Frog-Like SkinWhen it gets wet enough, you'll want waterproof protection for more than just your feet. And let's face it: Those 99-cent see-through ponchos you get at the drug store just don't cut it, for more than a few minutes anyway. For true wet-weather repellancy look to a rain suit like those made by Frogg Toggs. Made up of three layers of polypropylene material with a center layer of microporous film, Frogg Toggs suits are 100-percent waterproof but also breathe, to keep you comfortably cool even when fully zipped up. Frogg Toggs come in several styles, including models for hunters with Advantage Wetlands, MAX-4 HD, and Timber camo patterns.
Frogg Toggs, 800.349.1835, www.froggtoggs.com
SnowWhen Keeping Warm And Dry Means Staying AliveGetting wet in a rainstorm makes you uncomfortable until you can dry out. Getting wet in the snow can have far grimmer ramifications, ranging from chills and frostbite to hypothermia, an abnormal lowering of the body temperature that can lead to death. Now, we don't want to be total buzzkill for you winter wheelers, but being well protected against the harsh elements means living to wheel another day, right?
Jacket Or Parka?There is a difference: A jacket is generally shorter, covering the upper body down to the waist or a little further; the inner lining and outer shell are generally of one piece (though there are jackets with removable liners). A parka is longer, covering the upper body down to mid-thigh; typically parkas are two-piece garments with a liner that separates from the outer shell.
Personal preference and your winter activities usually determine whether you buy a parka or a jacket. If you can afford an outer layer just for wheeling, though, think jacket. Since it's shorter, you won't have to sit on it when you're driving, giving you better maneuverability inside the cab.
Down Or Fleece?When it comes to outer garment insulation, there's no question: Down is best when the goal is warmth. Down is also extremely light, and even the bulkiest down vests, parkas, and sleeping bags can be stuffed in very tight spaces, which is why it's so popular with backpackers.

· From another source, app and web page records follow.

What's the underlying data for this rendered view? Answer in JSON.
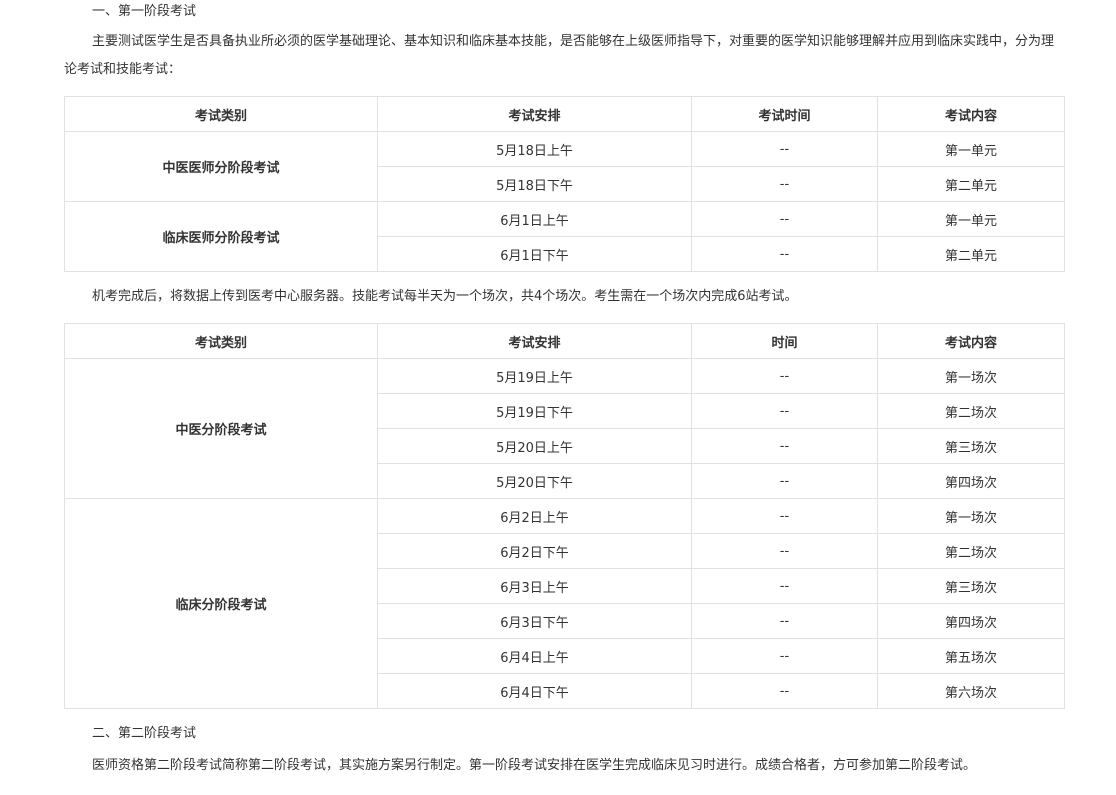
{
  "section1": {
    "heading": "一、第一阶段考试",
    "intro": "主要测试医学生是否具备执业所必须的医学基础理论、基本知识和临床基本技能，是否能够在上级医师指导下，对重要的医学知识能够理解并应用到临床实践中，分为理论考试和技能考试："
  },
  "table1": {
    "headers": [
      "考试类别",
      "考试安排",
      "考试时间",
      "考试内容"
    ],
    "groups": [
      {
        "category": "中医医师分阶段考试",
        "rows": [
          {
            "schedule": "5月18日上午",
            "time": "--",
            "content": "第一单元"
          },
          {
            "schedule": "5月18日下午",
            "time": "--",
            "content": "第二单元"
          }
        ]
      },
      {
        "category": "临床医师分阶段考试",
        "rows": [
          {
            "schedule": "6月1日上午",
            "time": "--",
            "content": "第一单元"
          },
          {
            "schedule": "6月1日下午",
            "time": "--",
            "content": "第二单元"
          }
        ]
      }
    ]
  },
  "middle_text": "机考完成后，将数据上传到医考中心服务器。技能考试每半天为一个场次，共4个场次。考生需在一个场次内完成6站考试。",
  "table2": {
    "headers": [
      "考试类别",
      "考试安排",
      "时间",
      "考试内容"
    ],
    "groups": [
      {
        "category": "中医分阶段考试",
        "rows": [
          {
            "schedule": "5月19日上午",
            "time": "--",
            "content": "第一场次"
          },
          {
            "schedule": "5月19日下午",
            "time": "--",
            "content": "第二场次"
          },
          {
            "schedule": "5月20日上午",
            "time": "--",
            "content": "第三场次"
          },
          {
            "schedule": "5月20日下午",
            "time": "--",
            "content": "第四场次"
          }
        ]
      },
      {
        "category": "临床分阶段考试",
        "rows": [
          {
            "schedule": "6月2日上午",
            "time": "--",
            "content": "第一场次"
          },
          {
            "schedule": "6月2日下午",
            "time": "--",
            "content": "第二场次"
          },
          {
            "schedule": "6月3日上午",
            "time": "--",
            "content": "第三场次"
          },
          {
            "schedule": "6月3日下午",
            "time": "--",
            "content": "第四场次"
          },
          {
            "schedule": "6月4日上午",
            "time": "--",
            "content": "第五场次"
          },
          {
            "schedule": "6月4日下午",
            "time": "--",
            "content": "第六场次"
          }
        ]
      }
    ]
  },
  "section2": {
    "heading": "二、第二阶段考试",
    "text": "医师资格第二阶段考试简称第二阶段考试，其实施方案另行制定。第一阶段考试安排在医学生完成临床见习时进行。成绩合格者，方可参加第二阶段考试。"
  }
}
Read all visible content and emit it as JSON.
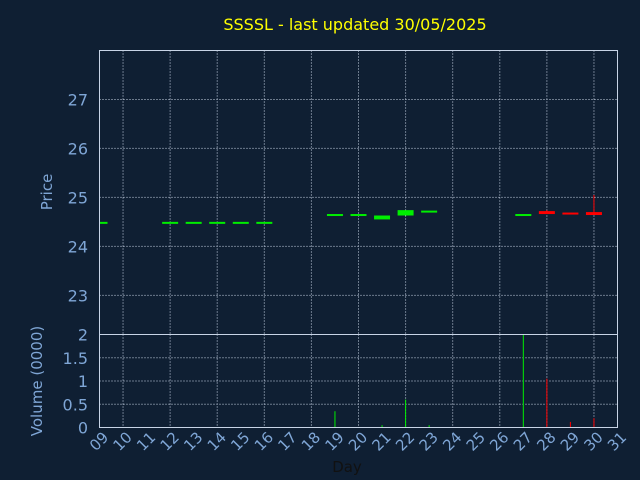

Get down wet, though, and it loses its loft (the air spaces around the feathers), which is what gives it its excellent insulation capabilities. If you're going to be in a wet and cold environment, be sure to put a waterproof layer over the down garment. Or choose one of the synthetic (polyester) downlike materials.
Synthetic fleece is being used more and more as an insulator, as it too is lightweight but doesn't lose its insulation properties when wet. It also breathes well, meaning perspiration that's wicked away from the body via a poly undershirt can get through a fleece outer layer.
That breatheability, however, can be a negative in windy environments. Wind can cut right through fleece unless it's coupled with some sort of wind barrier, whether that's an additional layer of fabric (such as Columbia Sportswear's Windstopper, a Gore-Tex laminate) or a second, outer garment. According to Columbia's Dan Tiegs, the hang tag on a fleece garment can tell you a lot about its qualities, from the weight of the fleece to the protection it offers from the wind.
What's A Pac Boot?"Pac" is the name given to a type of winter boot made from a combination of leather (or some other sort of fabric) and rubber-leather where it binds around the top of your foot and ankle (and the lower part of your leg, if the boot's tall enough), and rubber around your toes and down to where the boot meets the snow. Pac boots are incredibly versatile: available with Arctic-explorer levels of insulation or none at all; available in a wide variety of colors and styles (including camo patterns); available with scent-locking features for hunters; and so on. Here are just a few.
Boot InsulationHow much insulation do you need in your snow boots? Your feet generate heat when you're active; they don't when you're not. So, according to the folks at LaCrosse Footwear, match your activity level with these weights of Thinsulate insulation:
200 grams: Cold conditions and high levels of activity, like working or hiking400 grams: Moderate activity levels600-800 grams: Very cold conditions and low activity levels900-1,300 grams: When you're stationary (driving, sitting in a tree stand)